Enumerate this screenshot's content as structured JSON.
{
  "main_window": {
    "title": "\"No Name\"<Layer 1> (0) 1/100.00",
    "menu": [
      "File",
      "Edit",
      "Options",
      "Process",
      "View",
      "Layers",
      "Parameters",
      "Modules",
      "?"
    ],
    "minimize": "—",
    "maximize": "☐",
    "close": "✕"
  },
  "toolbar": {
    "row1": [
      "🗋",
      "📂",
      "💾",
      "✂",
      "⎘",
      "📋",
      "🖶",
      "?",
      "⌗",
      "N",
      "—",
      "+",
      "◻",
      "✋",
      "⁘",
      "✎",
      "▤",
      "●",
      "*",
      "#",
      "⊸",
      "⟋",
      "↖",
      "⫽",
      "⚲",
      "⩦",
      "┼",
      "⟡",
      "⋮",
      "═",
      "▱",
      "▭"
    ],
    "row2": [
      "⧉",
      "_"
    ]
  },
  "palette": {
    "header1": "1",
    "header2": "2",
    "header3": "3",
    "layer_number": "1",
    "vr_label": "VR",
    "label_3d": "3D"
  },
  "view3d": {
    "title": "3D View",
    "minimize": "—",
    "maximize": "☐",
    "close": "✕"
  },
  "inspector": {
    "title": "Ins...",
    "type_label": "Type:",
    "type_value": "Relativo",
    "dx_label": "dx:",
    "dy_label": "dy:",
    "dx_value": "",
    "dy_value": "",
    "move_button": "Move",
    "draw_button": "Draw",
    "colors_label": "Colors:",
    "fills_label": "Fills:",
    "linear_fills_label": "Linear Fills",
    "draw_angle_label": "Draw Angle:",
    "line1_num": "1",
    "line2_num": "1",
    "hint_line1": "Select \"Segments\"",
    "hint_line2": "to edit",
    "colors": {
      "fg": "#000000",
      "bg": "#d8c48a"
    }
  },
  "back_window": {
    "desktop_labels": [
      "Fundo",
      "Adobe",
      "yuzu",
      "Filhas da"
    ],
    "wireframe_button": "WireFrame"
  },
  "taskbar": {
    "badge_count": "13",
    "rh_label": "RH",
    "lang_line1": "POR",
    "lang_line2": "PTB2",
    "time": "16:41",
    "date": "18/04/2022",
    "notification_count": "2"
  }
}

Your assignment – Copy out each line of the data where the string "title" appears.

Your response –
    "title": "\"No Name\"<Layer 1> (0) 1/100.00",
    "title": "3D View",
    "title": "Ins...",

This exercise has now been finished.